Whole life insurance is the other main type of permanent insurance. The premiums are the same every year, but some of the premiums go into investments managed by the insurance company. Unlike universal life insurance, where you pick the investments, with whole life, the insurance company is in charge. They will invest in a mix of stocks and bonds, but also into non-traditional asset classes like residential and commercial mortgages, real estate, private equity, private placements and insurance policy loans. The asset allocation looks more like a pension fund than a mutual fund.
Term life insurance policies, including term to 100, have premiums based on your age, health, probability of death, and a little profit for the insurance company. The fees are low because the premiums are based on the pure cost of insurance.
Universal life and whole life have higher fees. The mutual fund options offered within a universal life policy tend to have higher fees than a retail mutual fund or other investment options. With whole life, the fees are mostly front-end loaded, such that the value of the investment component of the policy doesn’t build much initially.
In exchange for these higher fees, you get tax savings. These savings may result in a larger estate to pass along to your beneficiaries. If you’re otherwise investing money in a non-registered account, you have annual investment income and capital gains that are subject to tax. On your death, unless your assets pass to your spouse, your deferred capital gains on non-registered investments become taxable and result in tax payable. Diverting non-registered money into an insurance policy will reduce your annual tax, and your tax on death.

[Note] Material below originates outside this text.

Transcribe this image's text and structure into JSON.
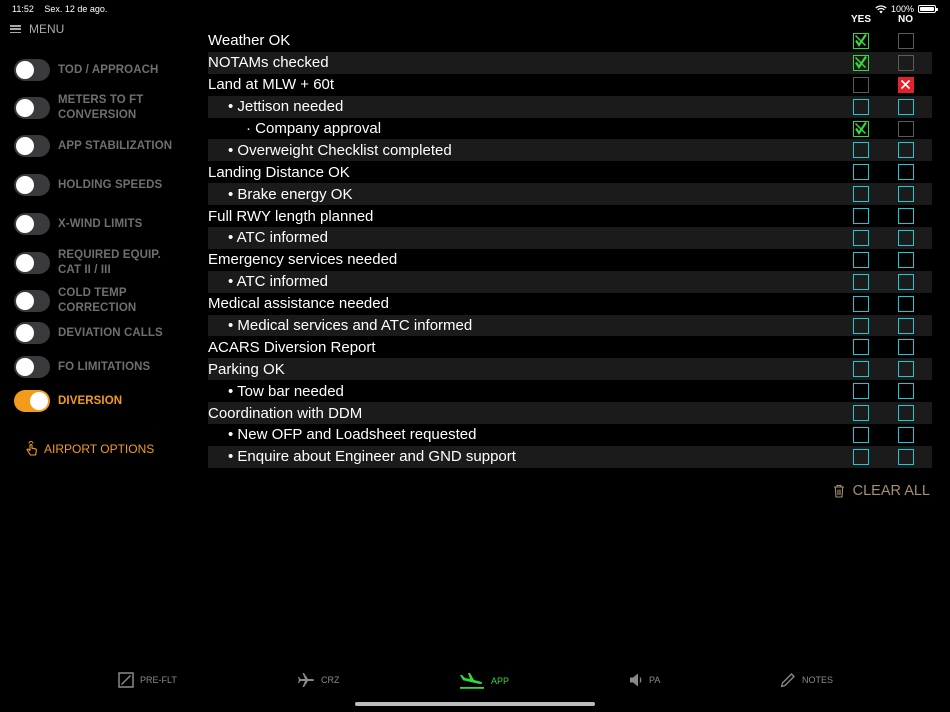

Whether wealth insurance will increase the wealth passed to your beneficiaries on death depends, Charles. Some factors that will increase the merit of life insurance are having a low risk tolerance, being in a high tax bracket, or having excess investments inside a corporation. The corporate angle is important, as getting money out of a corporation using a life insurance policy can be much more tax-efficient than having your beneficiaries simply withdraw cash or investments from an incorporated company.
Another consideration is how much insurance you should buy, if you buy it. You can borrow against life insurance policies if you run out of money, but this concept can get confusing and the process may or may not be beneficial at the time. If you buy life insurance, it may be preferable to limit your premiums to an amount you can comfortably afford and still maintain investments that will also outlive you.
To assist you in making your decision, Charles, you should consider a comparison of your projected after-tax estate value with and without life insurance. That way, you can compare how you are currently investing your money to an insurance policy. In a case like this, the insurance policy is more of an investment than a risk management tool. Which investment will produce the higher after-tax return on death?
It may be worthwhile having this analysis done by someone who is not offering to sell you life insurance, like an accountant or fee-for-service financial planner.
Life insurance may be an option to maximize your after-tax estate value, Charles, but it really depends. I’ve worked with clients who seemed like good candidates for life insurance but decided against it simply to maintain control of their money. Sometimes the math doesn’t matter and that’s OK. After all, it’s your money.
Jason Heath is a fee-only, advice-only Certified Financial Planner (CFP) at Objective Financial Partners Inc. in Toronto. He does not sell any financial products whatsoever.